2018 - Laboratory Instruction - Lauren Ash, Biology Graduate Program
2018 - Primary Instruction - Cassie van Stolk-Cooke, Clinical Psychology Graduate Program
2017 - Primary Instruction - Virginia Peisch, Clinical Developmental Psychology Program
2017 - Laboratory Instruction - Emily Mikucki, Biology Graduate Program
2016 - Lecture Instruction - Abigail Ross, Complex Systems and Data Science
2016 - Laboratory Instruction - Nicholas D’Alberto, Neuroscience Graduate Program
2015 - Nicole Lafko, Psychology
2014 - Alice Newman, Geology, and Vincent M. Mugisha, Educational Leadership and Policy Studies
2013 - Benjamin Green, Animal Science, and Taylor Sacco, English
2012 - Amy Paysnick, Psychology
2011 - Julia McQuade , Psychology
2010 - Kirsten Stor, Mathematical Sciences
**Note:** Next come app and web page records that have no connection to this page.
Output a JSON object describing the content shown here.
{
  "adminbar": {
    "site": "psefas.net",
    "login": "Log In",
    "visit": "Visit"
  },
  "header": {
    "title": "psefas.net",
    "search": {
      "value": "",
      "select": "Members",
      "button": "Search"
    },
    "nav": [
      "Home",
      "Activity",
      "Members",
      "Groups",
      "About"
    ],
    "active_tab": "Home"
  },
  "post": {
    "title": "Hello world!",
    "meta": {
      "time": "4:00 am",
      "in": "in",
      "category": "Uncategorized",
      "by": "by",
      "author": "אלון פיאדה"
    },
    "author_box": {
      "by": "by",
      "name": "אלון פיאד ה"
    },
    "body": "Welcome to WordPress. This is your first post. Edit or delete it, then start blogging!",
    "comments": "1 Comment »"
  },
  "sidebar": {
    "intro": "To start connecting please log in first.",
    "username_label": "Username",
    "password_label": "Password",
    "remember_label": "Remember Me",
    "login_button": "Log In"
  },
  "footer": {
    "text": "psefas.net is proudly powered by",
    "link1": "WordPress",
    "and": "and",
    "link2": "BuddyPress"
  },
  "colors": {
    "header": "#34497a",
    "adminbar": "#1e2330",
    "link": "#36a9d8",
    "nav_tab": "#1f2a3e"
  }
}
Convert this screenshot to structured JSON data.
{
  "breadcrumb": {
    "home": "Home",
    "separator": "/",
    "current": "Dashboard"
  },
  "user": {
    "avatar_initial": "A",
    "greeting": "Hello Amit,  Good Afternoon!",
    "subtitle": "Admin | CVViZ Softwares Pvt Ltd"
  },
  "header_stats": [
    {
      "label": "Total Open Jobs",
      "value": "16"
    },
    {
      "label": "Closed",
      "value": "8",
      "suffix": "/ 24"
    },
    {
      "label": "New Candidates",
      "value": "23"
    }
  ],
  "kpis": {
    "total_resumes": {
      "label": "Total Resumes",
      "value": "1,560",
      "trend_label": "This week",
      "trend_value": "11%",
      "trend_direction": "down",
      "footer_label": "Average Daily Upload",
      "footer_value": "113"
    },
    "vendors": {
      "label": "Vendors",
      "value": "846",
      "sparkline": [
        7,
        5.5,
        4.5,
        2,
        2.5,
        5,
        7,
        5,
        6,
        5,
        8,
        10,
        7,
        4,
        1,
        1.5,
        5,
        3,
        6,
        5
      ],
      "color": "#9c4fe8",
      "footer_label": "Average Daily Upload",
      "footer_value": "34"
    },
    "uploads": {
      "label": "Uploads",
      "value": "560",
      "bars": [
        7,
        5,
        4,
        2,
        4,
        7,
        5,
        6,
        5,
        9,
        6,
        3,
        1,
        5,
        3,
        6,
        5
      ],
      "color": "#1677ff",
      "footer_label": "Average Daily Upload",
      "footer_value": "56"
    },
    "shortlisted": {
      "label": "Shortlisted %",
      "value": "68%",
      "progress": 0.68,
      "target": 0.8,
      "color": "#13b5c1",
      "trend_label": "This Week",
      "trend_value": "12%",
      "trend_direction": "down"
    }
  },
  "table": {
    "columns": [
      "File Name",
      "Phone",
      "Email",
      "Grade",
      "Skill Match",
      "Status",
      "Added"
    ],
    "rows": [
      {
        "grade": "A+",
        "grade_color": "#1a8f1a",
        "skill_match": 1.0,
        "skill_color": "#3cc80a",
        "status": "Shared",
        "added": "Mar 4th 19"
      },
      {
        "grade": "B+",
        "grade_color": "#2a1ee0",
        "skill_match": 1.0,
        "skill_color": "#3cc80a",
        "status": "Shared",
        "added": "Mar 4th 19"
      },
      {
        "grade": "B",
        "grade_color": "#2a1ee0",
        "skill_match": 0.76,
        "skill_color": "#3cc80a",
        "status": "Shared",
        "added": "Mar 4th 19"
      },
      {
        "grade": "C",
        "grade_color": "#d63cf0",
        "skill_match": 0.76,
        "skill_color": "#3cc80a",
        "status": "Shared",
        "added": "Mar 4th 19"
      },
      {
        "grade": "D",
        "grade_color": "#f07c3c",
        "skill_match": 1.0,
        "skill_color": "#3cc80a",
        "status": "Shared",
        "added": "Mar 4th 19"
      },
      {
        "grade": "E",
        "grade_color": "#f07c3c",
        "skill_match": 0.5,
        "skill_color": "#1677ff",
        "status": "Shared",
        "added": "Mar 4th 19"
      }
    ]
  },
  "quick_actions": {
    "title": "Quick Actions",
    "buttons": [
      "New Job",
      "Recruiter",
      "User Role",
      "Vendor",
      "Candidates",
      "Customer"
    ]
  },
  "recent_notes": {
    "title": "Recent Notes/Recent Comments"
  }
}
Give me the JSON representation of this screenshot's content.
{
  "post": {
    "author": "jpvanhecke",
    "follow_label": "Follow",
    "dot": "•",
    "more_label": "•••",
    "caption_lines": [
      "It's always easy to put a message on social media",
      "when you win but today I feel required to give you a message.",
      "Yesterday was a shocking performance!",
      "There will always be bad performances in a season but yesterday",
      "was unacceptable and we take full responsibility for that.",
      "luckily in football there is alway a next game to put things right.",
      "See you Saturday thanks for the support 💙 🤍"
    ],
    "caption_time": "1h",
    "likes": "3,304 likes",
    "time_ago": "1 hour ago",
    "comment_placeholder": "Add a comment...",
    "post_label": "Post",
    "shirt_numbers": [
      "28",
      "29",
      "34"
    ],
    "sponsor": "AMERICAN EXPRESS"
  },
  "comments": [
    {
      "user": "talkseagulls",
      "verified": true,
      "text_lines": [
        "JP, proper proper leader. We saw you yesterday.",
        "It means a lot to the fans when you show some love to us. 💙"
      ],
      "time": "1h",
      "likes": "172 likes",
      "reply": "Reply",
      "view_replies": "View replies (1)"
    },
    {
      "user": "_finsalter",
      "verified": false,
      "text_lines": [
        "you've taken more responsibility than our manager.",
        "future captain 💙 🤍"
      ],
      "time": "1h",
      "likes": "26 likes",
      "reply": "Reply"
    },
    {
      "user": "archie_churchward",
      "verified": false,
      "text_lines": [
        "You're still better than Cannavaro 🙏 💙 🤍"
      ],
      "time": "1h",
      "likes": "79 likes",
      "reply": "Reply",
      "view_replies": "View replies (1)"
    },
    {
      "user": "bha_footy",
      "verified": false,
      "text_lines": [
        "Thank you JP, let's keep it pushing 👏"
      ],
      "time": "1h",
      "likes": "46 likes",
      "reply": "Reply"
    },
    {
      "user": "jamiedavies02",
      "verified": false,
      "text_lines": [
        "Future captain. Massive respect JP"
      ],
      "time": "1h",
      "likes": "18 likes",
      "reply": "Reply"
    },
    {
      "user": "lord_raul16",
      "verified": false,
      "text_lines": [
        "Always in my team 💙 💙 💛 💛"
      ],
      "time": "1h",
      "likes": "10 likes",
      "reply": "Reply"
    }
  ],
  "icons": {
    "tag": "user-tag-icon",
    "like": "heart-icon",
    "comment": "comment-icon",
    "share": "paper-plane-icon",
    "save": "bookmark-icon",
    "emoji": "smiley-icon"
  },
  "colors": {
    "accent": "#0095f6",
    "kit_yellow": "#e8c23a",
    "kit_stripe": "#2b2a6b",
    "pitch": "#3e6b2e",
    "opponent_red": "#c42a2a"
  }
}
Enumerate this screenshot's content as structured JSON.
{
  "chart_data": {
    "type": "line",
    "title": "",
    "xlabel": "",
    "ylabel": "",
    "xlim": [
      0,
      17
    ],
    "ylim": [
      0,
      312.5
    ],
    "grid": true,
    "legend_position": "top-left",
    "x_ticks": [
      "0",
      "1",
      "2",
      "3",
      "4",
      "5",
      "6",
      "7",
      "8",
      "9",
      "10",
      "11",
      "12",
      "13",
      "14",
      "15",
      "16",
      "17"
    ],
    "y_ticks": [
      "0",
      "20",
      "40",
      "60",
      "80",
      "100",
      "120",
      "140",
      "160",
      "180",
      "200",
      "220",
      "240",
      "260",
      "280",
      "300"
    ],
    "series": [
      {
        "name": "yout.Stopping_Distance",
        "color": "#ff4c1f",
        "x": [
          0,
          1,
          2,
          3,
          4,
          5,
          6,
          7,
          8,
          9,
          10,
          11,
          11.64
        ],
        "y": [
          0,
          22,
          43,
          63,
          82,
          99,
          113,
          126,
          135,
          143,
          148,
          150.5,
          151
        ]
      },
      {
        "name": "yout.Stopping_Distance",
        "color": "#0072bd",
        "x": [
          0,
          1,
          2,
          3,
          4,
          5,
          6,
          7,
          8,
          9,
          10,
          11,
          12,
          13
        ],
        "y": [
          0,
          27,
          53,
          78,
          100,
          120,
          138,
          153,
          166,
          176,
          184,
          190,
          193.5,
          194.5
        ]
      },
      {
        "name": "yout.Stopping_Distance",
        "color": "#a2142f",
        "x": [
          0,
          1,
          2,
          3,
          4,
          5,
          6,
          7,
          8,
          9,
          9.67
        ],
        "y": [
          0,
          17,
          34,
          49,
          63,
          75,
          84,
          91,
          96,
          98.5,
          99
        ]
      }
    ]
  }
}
2009 - Victoria Marini, Psychology
2008 - Derek Strong, Anatomy and Neurobiology
2007 - Amanda Getsinger, Geology
2006 - Patricia Connolly, English
2005 - Krishnan Venkataraman, Microbiology and Molecular Genetics
2004 - Stevenson Flemer, Jr., Chemistry
Past Roberto Fabri Fialho Awardees:
2021 - Erika Bueno, Plant and Soil Science
2020 - Raquel Asuncion Lima Cordon, Biology
2019 - Emily Mikucki, Biology
2018 - Lauren Ash, Biology
2017 - Allison Hrycik, Biology
2016 - Susan Fawcett, Plant Biology
2015 - Samantha Alger, Biology
2014 - Michael Herrmann, Biology
2012 - Ashley Steere, Biochemistry
2010 - Chun Yang, Biology
2009 - Laura Bermingham, Biology
Past Thomas J. Votta Scholarship Recipients:
2022 - Liza Morse, Rubenstein School of Environment and Natural Resources
2022 - Taylor Smith, Sustainable Innovation, Grossman School of Business
2021 - Elizabeth Duffy, College of Engineering and Mathematical Sciences
2020 - Taran Catania, Sustainable Innovation, Grossman School of Business
2020 - Kristin Raub, Gund Graduate Fellow, Rubenstein School of Environment and Natural Resources
2019 - Joseph Ament, Gund Graduate Fellow, Rubenstein School of Environment and Natural Resources
2018 - Bonnie Reese, Rubenstein School of Environment and Natural Resources
2017 - Jack Reed, College of Engineering and Mathematical Sciences
2016 - Courtney Hammond Wagner, Rubenstein School of Natural Resources
2015 - Samnuel Parker, Rubenstein School of Natural Resources
2014 - Chester Harvey, Rubenstein School of Natural Resources
2014 - Laura Yayac, Field Naturalist and Ecological Planning
2012 - Julie Nash, Rubenstein School of Natural Resources